How Do The Horses Get To The Olympics?
As I was watching Bruce Springsteen's daughter, Jessica, attempt to qualify for the equestrian individual jumping finals, I had a question pop up in my head. Obviously, these aren't just rental horses from Jimmy's Mountain Horse Tours. These are horses that are trained to be Olympic level athletes.
With some of the Olympics, it's easy to just figure they're being driven to the event in a trailer by the countries that can, but for most, they'd have to fly. It turns out, there's a company that specializes in "Horse Transportation and Logistics."
Peden Bloodstock operated their first horse transport in 1947, and now they're the leading transportation source for horses.
The animals get loaded into stalls, and are moved into large, air-conditioned planes.
Once boarded, they're given their in-flight meal, haylage, a higher water content hay, as well as buckets of water to ensure they aren't dehydrated upon landing.
Horses do get to bring a carry-on, including water buckets, tag bags and rugs.
Being they're travelling internationally, the horses also have to have their passports. The passports have information of where they were born, where they've travelled, and which vaccinations they've had.
British Eventing Team member Liz Brown told The Radio Times, "The pilots will control a more gradual take off and a slower landing to a typical flight. When you’re on a passenger plane you’ll experience a positive landing where they brake quite hard, but with horses they do a longer landing so they don’t feel that sudden deceleration.”
This year, with the pandemic, the horses are kept in a bubble (similar to the NBA) at a venue where they're brought to their events by a truck that's air-conditioned, to eliminate any discomfort.

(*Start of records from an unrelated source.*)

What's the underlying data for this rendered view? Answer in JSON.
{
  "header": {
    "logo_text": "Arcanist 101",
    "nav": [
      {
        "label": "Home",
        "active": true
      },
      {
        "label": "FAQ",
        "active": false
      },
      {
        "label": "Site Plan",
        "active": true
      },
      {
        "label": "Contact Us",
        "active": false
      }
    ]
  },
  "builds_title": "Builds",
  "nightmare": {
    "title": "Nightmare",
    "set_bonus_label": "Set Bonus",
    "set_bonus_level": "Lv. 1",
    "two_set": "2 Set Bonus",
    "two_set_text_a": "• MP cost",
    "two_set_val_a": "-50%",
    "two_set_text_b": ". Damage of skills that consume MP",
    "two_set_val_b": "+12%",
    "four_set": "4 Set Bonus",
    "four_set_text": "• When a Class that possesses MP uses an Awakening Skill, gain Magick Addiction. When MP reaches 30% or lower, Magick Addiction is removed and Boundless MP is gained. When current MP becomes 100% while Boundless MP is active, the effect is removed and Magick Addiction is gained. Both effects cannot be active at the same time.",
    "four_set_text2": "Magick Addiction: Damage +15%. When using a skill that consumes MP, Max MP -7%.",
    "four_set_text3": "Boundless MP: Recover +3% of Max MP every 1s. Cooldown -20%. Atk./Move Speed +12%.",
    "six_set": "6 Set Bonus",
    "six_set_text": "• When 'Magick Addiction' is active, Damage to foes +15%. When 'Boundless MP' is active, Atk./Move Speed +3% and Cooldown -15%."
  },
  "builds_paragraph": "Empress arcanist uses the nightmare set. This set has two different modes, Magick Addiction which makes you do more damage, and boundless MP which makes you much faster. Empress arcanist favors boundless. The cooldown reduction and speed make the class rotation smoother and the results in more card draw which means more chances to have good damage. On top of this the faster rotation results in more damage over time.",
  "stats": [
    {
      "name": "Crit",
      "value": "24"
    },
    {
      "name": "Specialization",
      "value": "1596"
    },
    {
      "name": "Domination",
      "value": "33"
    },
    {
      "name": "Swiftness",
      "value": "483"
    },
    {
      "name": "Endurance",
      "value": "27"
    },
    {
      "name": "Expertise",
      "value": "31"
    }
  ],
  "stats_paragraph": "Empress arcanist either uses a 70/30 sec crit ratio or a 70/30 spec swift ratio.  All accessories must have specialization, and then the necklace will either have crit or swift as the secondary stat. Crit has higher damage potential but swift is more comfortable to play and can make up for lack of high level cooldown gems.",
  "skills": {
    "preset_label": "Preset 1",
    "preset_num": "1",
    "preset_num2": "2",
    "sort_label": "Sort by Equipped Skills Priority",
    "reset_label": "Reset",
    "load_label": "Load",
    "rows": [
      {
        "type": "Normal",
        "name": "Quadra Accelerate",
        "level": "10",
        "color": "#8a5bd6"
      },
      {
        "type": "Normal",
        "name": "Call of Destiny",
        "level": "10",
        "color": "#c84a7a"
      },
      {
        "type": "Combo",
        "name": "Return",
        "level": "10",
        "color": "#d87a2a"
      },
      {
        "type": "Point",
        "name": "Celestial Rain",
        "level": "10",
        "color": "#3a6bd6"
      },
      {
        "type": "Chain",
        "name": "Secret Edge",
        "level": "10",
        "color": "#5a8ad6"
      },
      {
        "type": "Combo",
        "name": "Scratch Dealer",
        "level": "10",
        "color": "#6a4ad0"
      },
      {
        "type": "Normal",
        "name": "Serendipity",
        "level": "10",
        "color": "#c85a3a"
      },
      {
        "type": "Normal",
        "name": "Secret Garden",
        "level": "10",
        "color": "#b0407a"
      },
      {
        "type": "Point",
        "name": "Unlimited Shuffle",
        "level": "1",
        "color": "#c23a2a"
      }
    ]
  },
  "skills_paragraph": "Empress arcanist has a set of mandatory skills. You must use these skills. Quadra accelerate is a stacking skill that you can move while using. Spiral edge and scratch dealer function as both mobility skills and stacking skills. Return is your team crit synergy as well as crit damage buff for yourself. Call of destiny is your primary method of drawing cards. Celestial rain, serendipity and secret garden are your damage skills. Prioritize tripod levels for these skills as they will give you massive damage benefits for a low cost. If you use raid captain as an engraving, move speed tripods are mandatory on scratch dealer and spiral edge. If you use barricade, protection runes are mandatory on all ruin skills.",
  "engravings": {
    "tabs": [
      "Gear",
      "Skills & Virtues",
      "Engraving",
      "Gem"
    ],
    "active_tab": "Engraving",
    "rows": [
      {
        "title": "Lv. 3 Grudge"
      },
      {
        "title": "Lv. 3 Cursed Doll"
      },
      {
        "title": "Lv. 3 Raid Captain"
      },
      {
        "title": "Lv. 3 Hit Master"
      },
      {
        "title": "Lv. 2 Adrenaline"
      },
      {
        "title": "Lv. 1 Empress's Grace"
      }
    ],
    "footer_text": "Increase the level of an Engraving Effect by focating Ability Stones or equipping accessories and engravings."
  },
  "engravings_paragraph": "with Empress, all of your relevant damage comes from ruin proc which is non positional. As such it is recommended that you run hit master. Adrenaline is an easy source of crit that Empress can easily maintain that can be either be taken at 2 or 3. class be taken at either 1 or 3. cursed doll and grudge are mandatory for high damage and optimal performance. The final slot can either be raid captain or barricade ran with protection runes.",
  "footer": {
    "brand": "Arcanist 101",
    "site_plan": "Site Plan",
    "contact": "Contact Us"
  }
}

The cost for a round trip ticket for a horse to get to the Olympics from the US, is about $50,000. Luckily for the equestrians, the US Olympic Committee pays for the trip.
Read more at Forbes